Saturday, February 25, 2006

Definitively a Great Gray

Late this afternoon I sat down for a break to read up on some research on my inherited wall clock. My mother gave me a wall clock that has been in her family for 80 some years. After some Internet research I found literature that helped me identify the maker and origin of the clock. It led me further to some online bookstores that sold books on this specific clock maker, now identified as Gustav Becker a well know clock maker from Freiburg in what was then Germany and now part of Poland. Gustav Becker died in 1885 but the company remained in existence up to WW2.

Yesterday we received a parcel notice from the post office. Since our mailbox is too small, it had to be picked up in the village. I had ordered the two books about Gustav Becker so I was expecting this parcel to be those two books. So this morning I drove the 6 country kilometres (4 or so miles) through white open fields into the Kars village though a snowstorm to retrieve my anticipated prize. All the while, Carroll has been tentatively watching the Turin 2006 Winter Olympics this morning which interested me too but not as much as this.
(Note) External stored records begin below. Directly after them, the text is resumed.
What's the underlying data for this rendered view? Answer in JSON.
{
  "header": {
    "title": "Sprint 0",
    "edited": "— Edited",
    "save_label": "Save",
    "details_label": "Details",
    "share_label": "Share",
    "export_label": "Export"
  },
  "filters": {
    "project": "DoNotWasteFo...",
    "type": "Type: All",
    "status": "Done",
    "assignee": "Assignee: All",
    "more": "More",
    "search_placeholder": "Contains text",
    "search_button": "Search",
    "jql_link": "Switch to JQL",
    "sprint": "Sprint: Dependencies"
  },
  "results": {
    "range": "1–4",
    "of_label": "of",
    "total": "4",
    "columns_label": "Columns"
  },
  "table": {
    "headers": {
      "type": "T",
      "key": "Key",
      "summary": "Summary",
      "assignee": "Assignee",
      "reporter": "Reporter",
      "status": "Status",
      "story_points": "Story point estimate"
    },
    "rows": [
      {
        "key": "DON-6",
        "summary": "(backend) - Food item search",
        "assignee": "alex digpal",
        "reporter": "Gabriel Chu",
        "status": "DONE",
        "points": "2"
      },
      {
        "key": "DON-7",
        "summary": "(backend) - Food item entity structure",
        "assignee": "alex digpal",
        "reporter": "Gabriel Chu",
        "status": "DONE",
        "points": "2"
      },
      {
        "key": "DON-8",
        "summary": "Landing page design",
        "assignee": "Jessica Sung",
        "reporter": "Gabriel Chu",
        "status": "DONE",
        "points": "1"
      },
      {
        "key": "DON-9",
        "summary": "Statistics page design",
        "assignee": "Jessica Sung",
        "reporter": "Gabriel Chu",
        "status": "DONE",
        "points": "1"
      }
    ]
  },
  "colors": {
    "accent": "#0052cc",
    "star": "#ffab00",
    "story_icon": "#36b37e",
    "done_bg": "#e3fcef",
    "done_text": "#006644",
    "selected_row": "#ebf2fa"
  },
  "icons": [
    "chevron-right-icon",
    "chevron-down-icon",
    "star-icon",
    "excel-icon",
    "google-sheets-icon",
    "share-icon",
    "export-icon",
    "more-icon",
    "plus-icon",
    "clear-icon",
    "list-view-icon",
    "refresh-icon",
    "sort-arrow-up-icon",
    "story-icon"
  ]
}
So during my break I read up on the clock and found out that it was in fact built or sold in 1926. It was still blowing and snowing outside, and so hard that the snow created horizontal lines in the air against the gray wooded background.

Then out of the corner of my eye I could make out a large bird alighting in a red pine tree very close to the house. At first I automatically assumed that it was a turkey as it was a big black bird. Then after further examination it had a round head with a noticeably flat face that rotated like a turret. It was not a turkey but an owl. The bird was perched in the far side of the tree so it was difficult to identify. After several minutes at that perch it flew to another tree near the front of the house. I was now able to get a few photos of it with our portrait camera which were not the best but better than nothing – I ought to get a better camera some day. The background was gray and the subject was gray, and also it was starting to get dark, all of which colluded to create what amounts to a black and white photograph. As you will see from the above picture it was perched with its back to us, but at times when it swiveled its head to the side I was able to make out the white swipe mark below its eye discs. The owl later moved to a lower perch and faced directly towards us. We were now able to clearly see the mustache shaped white marks below the eye discs. This is a characteristic mark and it confirmed without a doubt that we were looking at a Great Gray Owl [Strix Nebulosa].

Back in February 13th last year, I had reported a sighting of a grey owl but the evidence was not definitive. That post also provides considerably more detail about the owl and the fact that it was not a natural bird in this area and that such sightings are usually accidental. The gray in fact has become a regular in these parts for the last couple of years, during winters.


Anonymous said...

a very interesting, post, Piet. I remember that Great Gray post from last year. Wisconsin newspapers identified the Great Gray as a Canadian denizen, though, which is interesting since you believe it is not a normal resident.

I think you probably got the best picture possible given the challenging circumstances - getting dark, visibility obscured by driving snow, and so forth. In such a case, a digital portrait camera set to its highest resolution would be better, I'd guess, because of its light-gathering abilities.

Thanks for an interesting article!
Pete Leenhouts/Port Ludlow WA

Woodlot_Manager said...


In this shot I used the maximum three times optical zoom as well as the three times digital zoom, and then cropped the photo, hence the photo poor quality.